This was not the first election that inspired me to skip happily out of school, don my liberal fan-boy costume, and wake up sleepy Republicans. I did it four years ago too. I spent the morning of election day in the rain, hanging monochromatic John Kerry flyers that read “Vote for me, I guess” on sketchy dog-protected gates and doorknobs. I didn’t talk to anyone. I just followed orders. I didn’t really care. It didn’t matter all that much to me if Bush won again. I didn’t have a job and I didn’t know anyone who was in the war or died on 9/11. I was not adversely affected by the regime. All I had was my parents’ guarantee that Kerry was the right man for the job … and that I would miss four days of school.
I’m still not directly hurt by any of Bush’s policies, but I am four years older. I care about my future because my present is becoming increasingly important to me. The economic crisis is raising candy bar prices, I know more gay people who can’t get married, and I’m tired of hearing about the war. When I’m in a more philosophical mood, my favorite notion is that the world revolves around me, and I like to think it is because I finally cared and got involved that Barack Obama won by a landslide.
My egocentric worldview collapses when I realize that the single most important person in existence would not be sent out canvassing. This is the one campaigning activity I did not feel enthusiastic about – and naturally the one I was asked to do on the first day.

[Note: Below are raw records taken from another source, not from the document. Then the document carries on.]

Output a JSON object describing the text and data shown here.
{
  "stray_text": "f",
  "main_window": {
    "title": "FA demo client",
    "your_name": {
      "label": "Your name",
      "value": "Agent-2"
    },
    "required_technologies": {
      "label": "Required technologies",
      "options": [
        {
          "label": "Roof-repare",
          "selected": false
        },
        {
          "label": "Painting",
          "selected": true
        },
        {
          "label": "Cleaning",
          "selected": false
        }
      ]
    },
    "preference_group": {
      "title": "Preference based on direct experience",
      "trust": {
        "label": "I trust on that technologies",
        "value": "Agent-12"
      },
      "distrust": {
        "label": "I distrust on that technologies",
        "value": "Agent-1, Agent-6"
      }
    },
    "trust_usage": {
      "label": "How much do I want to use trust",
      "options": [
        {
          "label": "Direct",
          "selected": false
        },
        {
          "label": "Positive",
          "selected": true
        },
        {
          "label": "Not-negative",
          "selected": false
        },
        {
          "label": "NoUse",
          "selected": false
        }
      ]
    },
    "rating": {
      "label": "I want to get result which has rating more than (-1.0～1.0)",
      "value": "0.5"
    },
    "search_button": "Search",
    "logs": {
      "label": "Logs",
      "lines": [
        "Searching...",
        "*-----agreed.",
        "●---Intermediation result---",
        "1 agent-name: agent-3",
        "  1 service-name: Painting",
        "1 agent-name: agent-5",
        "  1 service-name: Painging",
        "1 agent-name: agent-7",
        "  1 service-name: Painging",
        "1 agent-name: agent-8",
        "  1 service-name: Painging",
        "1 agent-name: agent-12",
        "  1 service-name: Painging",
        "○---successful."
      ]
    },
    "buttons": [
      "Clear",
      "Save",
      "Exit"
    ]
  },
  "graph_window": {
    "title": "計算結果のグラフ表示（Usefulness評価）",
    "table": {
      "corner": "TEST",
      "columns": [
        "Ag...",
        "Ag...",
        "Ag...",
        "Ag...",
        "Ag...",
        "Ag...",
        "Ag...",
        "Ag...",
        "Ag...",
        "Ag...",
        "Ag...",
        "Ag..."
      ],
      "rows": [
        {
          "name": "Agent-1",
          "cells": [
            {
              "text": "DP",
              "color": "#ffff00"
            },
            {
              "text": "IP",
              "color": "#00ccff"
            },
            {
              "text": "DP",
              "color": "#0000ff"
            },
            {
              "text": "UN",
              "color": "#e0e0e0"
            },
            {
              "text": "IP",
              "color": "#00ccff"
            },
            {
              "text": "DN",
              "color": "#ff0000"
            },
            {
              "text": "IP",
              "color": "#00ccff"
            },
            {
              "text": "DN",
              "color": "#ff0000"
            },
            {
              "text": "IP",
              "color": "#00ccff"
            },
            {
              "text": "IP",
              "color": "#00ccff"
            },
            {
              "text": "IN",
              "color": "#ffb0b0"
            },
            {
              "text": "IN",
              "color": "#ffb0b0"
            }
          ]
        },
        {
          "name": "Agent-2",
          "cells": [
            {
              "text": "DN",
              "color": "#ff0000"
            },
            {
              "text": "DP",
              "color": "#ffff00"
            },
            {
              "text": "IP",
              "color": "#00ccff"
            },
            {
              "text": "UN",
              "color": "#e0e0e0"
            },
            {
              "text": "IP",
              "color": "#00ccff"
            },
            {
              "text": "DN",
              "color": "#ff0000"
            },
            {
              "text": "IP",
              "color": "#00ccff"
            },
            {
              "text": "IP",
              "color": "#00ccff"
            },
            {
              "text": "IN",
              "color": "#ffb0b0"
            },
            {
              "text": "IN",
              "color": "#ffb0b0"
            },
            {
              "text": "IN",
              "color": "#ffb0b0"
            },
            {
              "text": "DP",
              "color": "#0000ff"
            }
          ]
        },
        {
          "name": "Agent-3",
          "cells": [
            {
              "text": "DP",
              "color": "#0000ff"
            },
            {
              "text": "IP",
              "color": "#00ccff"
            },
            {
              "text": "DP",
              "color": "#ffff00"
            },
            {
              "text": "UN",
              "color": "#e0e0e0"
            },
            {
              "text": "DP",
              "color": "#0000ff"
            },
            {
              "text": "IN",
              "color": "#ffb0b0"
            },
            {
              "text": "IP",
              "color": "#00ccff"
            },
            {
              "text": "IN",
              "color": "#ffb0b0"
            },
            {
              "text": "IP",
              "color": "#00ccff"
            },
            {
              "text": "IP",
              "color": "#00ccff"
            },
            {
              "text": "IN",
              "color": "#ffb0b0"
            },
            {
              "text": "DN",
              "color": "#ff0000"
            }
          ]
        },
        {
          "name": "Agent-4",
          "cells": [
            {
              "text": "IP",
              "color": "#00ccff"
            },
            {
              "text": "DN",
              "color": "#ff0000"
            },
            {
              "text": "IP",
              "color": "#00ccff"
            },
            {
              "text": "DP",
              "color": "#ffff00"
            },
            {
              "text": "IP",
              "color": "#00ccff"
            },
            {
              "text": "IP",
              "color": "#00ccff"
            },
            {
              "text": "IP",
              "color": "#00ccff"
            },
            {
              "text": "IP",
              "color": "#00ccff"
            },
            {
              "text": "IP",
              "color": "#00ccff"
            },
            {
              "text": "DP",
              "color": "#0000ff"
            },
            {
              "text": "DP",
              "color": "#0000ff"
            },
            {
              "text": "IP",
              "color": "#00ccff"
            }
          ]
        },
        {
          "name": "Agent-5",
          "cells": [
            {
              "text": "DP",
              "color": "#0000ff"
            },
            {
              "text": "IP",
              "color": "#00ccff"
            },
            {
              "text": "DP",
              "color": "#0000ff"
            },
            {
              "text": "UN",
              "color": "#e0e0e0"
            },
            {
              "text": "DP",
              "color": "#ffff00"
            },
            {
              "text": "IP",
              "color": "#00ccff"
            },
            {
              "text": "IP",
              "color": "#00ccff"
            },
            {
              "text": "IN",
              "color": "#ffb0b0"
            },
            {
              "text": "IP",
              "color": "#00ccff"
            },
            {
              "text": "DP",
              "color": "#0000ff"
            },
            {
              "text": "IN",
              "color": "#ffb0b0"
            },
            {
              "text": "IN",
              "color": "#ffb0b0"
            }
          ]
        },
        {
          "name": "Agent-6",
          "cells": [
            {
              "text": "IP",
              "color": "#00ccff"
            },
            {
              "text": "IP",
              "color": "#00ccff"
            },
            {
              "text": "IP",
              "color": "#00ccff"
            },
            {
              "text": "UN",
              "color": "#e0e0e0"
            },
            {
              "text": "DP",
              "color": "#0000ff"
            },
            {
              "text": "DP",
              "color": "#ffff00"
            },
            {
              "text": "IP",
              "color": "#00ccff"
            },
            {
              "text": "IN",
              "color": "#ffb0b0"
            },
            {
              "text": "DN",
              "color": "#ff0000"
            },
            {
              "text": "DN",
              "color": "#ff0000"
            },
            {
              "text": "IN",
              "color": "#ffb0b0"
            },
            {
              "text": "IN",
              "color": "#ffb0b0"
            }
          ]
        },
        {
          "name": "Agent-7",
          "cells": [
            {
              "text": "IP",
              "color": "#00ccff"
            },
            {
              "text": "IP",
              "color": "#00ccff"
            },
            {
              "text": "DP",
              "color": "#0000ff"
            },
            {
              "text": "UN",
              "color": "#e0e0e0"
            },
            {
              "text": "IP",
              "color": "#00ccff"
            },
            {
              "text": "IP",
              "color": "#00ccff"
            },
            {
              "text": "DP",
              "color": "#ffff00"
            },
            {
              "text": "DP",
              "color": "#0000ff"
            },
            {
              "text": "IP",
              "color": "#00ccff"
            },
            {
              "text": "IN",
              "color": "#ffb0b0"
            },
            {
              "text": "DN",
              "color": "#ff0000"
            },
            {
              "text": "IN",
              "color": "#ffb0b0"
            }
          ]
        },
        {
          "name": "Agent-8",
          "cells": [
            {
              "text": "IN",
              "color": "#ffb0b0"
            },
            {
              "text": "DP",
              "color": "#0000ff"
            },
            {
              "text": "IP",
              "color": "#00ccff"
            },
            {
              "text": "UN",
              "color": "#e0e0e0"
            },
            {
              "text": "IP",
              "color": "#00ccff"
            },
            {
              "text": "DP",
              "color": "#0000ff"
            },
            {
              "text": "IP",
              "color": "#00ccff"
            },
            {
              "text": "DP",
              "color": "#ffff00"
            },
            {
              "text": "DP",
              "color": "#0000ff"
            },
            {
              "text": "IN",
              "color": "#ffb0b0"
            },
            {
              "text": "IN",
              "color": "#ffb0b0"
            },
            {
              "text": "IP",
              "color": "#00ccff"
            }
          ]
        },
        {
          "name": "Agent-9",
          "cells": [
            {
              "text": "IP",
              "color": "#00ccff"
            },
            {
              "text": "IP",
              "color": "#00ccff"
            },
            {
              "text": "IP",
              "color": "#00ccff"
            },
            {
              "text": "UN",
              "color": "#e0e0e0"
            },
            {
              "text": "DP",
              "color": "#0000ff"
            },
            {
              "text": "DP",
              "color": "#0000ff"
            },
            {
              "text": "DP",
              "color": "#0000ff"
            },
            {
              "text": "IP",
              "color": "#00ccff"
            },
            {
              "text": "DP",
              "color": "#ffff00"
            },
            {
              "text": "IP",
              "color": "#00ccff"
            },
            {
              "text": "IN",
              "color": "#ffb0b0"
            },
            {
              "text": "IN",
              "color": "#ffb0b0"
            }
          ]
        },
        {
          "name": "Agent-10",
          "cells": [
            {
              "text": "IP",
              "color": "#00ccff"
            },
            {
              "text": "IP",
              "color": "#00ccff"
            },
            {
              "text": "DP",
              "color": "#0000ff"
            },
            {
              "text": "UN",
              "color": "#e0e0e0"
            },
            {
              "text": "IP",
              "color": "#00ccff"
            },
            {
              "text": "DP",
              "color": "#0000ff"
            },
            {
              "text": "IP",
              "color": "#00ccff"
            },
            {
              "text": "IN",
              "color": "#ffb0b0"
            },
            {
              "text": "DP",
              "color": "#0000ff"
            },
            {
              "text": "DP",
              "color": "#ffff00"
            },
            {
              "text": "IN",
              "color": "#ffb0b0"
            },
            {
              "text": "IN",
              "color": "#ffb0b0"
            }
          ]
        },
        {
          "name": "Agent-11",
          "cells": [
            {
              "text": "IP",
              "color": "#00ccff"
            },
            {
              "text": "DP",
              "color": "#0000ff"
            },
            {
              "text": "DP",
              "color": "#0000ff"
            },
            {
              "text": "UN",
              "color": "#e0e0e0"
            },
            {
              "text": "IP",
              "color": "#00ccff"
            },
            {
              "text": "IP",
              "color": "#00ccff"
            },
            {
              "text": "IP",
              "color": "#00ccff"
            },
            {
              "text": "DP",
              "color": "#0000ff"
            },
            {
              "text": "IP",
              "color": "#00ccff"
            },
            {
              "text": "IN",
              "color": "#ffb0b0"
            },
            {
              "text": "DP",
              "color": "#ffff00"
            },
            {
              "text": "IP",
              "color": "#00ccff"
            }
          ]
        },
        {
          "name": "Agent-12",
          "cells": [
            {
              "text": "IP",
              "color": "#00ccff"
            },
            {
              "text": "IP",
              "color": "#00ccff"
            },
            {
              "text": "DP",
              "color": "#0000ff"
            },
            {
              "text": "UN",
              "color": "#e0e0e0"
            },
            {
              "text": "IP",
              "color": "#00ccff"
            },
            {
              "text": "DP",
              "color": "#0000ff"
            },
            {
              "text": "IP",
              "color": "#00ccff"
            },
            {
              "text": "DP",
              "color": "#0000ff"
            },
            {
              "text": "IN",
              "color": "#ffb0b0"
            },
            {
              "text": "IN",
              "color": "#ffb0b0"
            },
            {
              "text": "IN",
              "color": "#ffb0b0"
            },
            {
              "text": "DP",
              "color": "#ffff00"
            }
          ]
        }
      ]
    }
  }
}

When we stepped into an Obama campaign office in Ohio, the first thing I saw was a sign that read, “Step 1: Get Lit!” Within minutes I found out that it meant “literature,” but until then I was amused by the idea of boozed-up canvassers stumbling out the door to go change the world. Maybe the alcohol would dumb us down enough to communicate with the average undecided voter.
We were given pins, routes, partners, pens, scripts, training, granola bars, and “literature” (which in fact are just fliers, for those of you who, like me, thought we’d be handing out Hemingway and Nabokov). I was paired with my mom; she had the odd side of the streets, I had the even.
The first door I knocked on gave way to a man who took one look at my Obama pin and told me to “go buy someone else’s vote.” I shook off the shock a Bay Area boy gets when he finds out people actually do vote for McCain, and looked at the next name on my list: Sparkle French.
With a name like that I imagined she would be a movie star who would welcome me and give me expensive things. When I got to her house, the door was open. I knocked lightly and stifled my disappointment at seeing a 53-year-old woman playing Wii in her underwear. She gave me the once-over, and I didn’t even get to introduce myself before she snapped that she was voting for McCain and returned to her feverish tennis match. I excused myself and headed to the house next door, on whose porch lay ripped versions of my “lit.” I marked “Not Home” on my tally sheet and moved on.
Mom, I don’t think we’re in California anymore.
Later, when I knocked at the house of a fellow named Bob, the round man who appeared had obviously consumed a few beverages in the last hour. His cheeks blossomed in an uncanny international orange. I asked whether we could count on his vote on Tuesday, pressing my flyer against his screen door.
“I don’t know, man … I’m voting for Jack Daniels,” replied Bob. He looked at me expectantly, as if he had just said the most hilarious thing since the chicken crossed the road.
I wished him luck and marked “Undecided” on my tally sheet.